-- Opening Marker --
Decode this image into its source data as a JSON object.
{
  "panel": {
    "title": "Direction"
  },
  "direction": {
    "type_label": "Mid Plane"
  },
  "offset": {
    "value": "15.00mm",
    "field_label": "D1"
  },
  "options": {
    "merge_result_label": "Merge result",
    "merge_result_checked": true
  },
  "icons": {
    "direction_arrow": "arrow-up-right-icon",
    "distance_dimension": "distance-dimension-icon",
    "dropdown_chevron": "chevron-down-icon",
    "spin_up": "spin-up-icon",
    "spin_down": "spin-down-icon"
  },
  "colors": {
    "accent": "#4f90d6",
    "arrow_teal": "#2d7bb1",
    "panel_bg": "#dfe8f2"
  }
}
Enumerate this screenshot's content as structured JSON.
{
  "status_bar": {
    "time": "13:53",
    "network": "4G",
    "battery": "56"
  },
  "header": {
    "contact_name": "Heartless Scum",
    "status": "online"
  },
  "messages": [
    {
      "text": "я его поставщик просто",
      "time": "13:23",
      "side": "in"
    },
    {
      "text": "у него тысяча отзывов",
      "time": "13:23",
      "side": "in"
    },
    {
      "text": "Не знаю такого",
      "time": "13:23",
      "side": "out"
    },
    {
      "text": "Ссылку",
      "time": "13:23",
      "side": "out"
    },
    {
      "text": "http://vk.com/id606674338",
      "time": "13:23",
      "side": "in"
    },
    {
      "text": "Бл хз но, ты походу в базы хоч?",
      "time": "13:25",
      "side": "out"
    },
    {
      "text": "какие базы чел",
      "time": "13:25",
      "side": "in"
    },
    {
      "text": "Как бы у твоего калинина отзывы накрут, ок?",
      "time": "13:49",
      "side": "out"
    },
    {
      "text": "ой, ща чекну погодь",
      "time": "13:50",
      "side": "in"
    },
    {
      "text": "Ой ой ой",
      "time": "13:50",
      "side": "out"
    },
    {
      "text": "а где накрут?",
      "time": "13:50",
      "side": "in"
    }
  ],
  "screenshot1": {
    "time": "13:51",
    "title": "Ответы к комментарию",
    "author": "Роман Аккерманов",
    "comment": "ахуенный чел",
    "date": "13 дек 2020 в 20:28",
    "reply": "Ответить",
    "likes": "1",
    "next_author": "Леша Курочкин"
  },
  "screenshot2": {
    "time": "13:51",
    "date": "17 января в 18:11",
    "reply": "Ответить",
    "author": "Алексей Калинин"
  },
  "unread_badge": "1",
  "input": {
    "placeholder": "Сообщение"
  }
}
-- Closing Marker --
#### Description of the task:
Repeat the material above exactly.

#### Task response:
Decode this image into its source data as a JSON object.
{
  "panel": {
    "title": "Direction"
  },
  "direction": {
    "type_label": "Mid Plane"
  },
  "offset": {
    "value": "15.00mm",
    "field_label": "D1"
  },
  "options": {
    "merge_result_label": "Merge result",
    "merge_result_checked": true
  },
  "icons": {
    "direction_arrow": "arrow-up-right-icon",
    "distance_dimension": "distance-dimension-icon",
    "dropdown_chevron": "chevron-down-icon",
    "spin_up": "spin-up-icon",
    "spin_down": "spin-down-icon"
  },
  "colors": {
    "accent": "#4f90d6",
    "arrow_teal": "#2d7bb1",
    "panel_bg": "#dfe8f2"
  }
}
Enumerate this screenshot's content as structured JSON.
{
  "status_bar": {
    "time": "13:53",
    "network": "4G",
    "battery": "56"
  },
  "header": {
    "contact_name": "Heartless Scum",
    "status": "online"
  },
  "messages": [
    {
      "text": "я его поставщик просто",
      "time": "13:23",
      "side": "in"
    },
    {
      "text": "у него тысяча отзывов",
      "time": "13:23",
      "side": "in"
    },
    {
      "text": "Не знаю такого",
      "time": "13:23",
      "side": "out"
    },
    {
      "text": "Ссылку",
      "time": "13:23",
      "side": "out"
    },
    {
      "text": "http://vk.com/id606674338",
      "time": "13:23",
      "side": "in"
    },
    {
      "text": "Бл хз но, ты походу в базы хоч?",
      "time": "13:25",
      "side": "out"
    },
    {
      "text": "какие базы чел",
      "time": "13:25",
      "side": "in"
    },
    {
      "text": "Как бы у твоего калинина отзывы накрут, ок?",
      "time": "13:49",
      "side": "out"
    },
    {
      "text": "ой, ща чекну погодь",
      "time": "13:50",
      "side": "in"
    },
    {
      "text": "Ой ой ой",
      "time": "13:50",
      "side": "out"
    },
    {
      "text": "а где накрут?",
      "time": "13:50",
      "side": "in"
    }
  ],
  "screenshot1": {
    "time": "13:51",
    "title": "Ответы к комментарию",
    "author": "Роман Аккерманов",
    "comment": "ахуенный чел",
    "date": "13 дек 2020 в 20:28",
    "reply": "Ответить",
    "likes": "1",
    "next_author": "Леша Курочкин"
  },
  "screenshot2": {
    "time": "13:51",
    "date": "17 января в 18:11",
    "reply": "Ответить",
    "author": "Алексей Калинин"
  },
  "unread_badge": "1",
  "input": {
    "placeholder": "Сообщение"
  }
}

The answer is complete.